Whether it's surrounded by oceans or flying through hyperspace, the Colossus is a striking setting with so much variety built into it. The market was bright and vibrant. The hallways were dark, especially in engineering and the lowest levels. Doza Tower was white and pristine. Aunt Z’s Cantina had so much personality. The station was clearly lived in, worn, a bit dirty at times, and truly a character of its own.
This allowed for social commentary about classicism to be built into the show. This was especially present in the episode “The High Tower.” The lower level characters, such as Yeager and his mechanical crew, struggled to make a living. Meanwhile, the Aces and Captain Doza lived in Doza Tower with power, food, and clean rooms. This set up a class structure that added so much drama, especially in season two when the upper-class Aces and the lower-class workers became one team in their to survive against the First Order.

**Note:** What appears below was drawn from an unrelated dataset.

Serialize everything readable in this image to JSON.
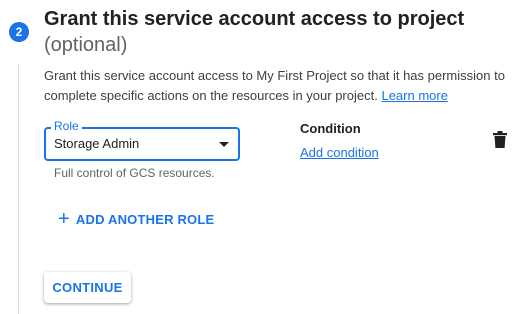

Kaz got to know these vibrant, wonderful people who become his friends, and the Colossus became his second home after the destruction of Hosnian Prime. So when the First Order began to infiltrate the station, Kaz finally understood what it meant to fight for a cause and to fight for the Resistance.
If you haven’t given Resistance a shot, I implore you to watch it. It examined the average person in the Star Wars universe and enabled them to rise to the occasion without the help of a traditional Force-sensitive hero. It showcased both a clash between socioeconomic structures and the ease by which a fascist group can charm its way toward complete control. Out of the three Filoniverse shows so far, Resistance felt the most real and connected to our own world.
Hope Mullinax is the owner of Geeky Girl Experience, writing editorials and reviews about animation, Star Wars, and queer discussions. When she’s not chatting about Star Wars on her podcast Jaig Eye and Jedi, she’s forcing her friend Chris to watch her favorite animated shows on Hope Makes Chris Watch Cartoons podcast.